For the study, the researchers included identified 1,769 newly-licensed teenage drivers with childhood-diagnosed ADHD and compared their crash and traffic violation records with those of the drivers without ADHD.

The study’s findings showed that among teen drivers with ADHD, nearly 37 per cent were issued a traffic violation and nearly 27 per cent a moving violation within their first year of driving, as compared to 25 per cent and 18 per cent respectively, among those without ADHD.

Also Read- Here’s What Google Android Restrictions Mean for Huawei

The study highlighted that drivers with ADHD had higher rates of “alcohol or drug violations and moving violations (including speeding, non-use of seat belts and electronic equipment use)”.
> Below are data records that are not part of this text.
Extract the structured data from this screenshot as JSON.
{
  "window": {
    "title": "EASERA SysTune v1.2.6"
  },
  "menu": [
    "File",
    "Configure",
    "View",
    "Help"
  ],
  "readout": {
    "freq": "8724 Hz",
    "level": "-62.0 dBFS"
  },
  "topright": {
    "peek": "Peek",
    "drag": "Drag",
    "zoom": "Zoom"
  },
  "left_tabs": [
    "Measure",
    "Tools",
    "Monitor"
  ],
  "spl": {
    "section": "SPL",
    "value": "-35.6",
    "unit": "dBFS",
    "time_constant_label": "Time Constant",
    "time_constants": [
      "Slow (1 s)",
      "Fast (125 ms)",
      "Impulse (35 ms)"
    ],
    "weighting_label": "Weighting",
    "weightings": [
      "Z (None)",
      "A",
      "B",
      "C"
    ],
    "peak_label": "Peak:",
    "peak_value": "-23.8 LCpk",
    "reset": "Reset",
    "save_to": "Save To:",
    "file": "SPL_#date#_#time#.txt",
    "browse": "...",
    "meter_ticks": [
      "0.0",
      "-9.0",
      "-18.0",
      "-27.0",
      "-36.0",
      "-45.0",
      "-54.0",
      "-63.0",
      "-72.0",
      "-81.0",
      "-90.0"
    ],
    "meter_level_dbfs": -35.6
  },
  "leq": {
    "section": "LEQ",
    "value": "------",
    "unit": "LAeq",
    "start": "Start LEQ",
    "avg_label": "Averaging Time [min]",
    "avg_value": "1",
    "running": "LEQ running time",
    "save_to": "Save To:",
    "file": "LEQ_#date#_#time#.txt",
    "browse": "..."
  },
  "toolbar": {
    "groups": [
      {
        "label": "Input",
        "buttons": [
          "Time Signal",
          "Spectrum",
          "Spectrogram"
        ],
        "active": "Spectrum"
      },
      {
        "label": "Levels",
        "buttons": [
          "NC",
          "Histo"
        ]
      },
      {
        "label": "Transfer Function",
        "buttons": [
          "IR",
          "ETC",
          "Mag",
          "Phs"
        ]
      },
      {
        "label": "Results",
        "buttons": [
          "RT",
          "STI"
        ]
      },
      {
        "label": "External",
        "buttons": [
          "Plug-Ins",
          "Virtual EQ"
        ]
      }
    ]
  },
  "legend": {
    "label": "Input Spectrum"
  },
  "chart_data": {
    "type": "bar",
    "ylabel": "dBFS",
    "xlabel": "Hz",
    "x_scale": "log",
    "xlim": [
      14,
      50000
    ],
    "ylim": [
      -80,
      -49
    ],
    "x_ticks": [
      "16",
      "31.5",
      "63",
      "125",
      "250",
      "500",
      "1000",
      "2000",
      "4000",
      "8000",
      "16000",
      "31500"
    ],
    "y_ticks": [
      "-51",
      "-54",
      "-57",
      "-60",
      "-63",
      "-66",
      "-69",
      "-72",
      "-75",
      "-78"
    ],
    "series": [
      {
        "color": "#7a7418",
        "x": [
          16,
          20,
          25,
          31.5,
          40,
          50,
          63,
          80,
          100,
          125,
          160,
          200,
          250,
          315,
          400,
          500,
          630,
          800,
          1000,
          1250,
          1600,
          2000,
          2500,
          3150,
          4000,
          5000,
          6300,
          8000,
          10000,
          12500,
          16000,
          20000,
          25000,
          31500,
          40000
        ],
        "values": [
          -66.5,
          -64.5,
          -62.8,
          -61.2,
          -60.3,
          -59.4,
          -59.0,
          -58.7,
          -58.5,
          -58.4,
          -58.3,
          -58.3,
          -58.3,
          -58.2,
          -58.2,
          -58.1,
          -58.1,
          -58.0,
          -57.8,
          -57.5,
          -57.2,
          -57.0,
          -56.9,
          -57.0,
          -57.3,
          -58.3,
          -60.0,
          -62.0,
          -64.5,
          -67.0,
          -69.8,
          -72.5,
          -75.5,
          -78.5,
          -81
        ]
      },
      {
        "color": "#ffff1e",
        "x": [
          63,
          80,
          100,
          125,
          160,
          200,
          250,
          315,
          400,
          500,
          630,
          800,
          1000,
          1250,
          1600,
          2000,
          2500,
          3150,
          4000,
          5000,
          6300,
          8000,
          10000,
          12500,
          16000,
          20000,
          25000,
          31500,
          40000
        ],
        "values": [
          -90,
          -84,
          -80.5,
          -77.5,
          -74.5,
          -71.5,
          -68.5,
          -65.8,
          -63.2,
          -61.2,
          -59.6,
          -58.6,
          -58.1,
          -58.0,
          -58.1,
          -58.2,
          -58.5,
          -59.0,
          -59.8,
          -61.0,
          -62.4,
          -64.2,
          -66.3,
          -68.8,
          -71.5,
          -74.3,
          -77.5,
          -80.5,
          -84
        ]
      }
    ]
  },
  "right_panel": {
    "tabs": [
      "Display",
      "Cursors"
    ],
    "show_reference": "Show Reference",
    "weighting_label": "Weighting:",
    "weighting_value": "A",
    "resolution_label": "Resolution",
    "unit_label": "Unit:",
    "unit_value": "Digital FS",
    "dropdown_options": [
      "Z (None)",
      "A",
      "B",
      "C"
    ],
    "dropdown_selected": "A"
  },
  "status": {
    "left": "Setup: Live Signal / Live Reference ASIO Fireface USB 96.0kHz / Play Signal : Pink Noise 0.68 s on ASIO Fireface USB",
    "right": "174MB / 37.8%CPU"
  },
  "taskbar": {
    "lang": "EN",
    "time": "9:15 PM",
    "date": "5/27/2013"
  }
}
“We need additional research to understand the specific mechanisms by which ADHD symptoms influence crash risk so that we can develop skills training and behavioural interventions to reduce the risk for newly licensed drivers with ADHD,” said Thomas J. Power, study’s co-author and Director of the Centre for Management of ADHD at CHOP. (IANS)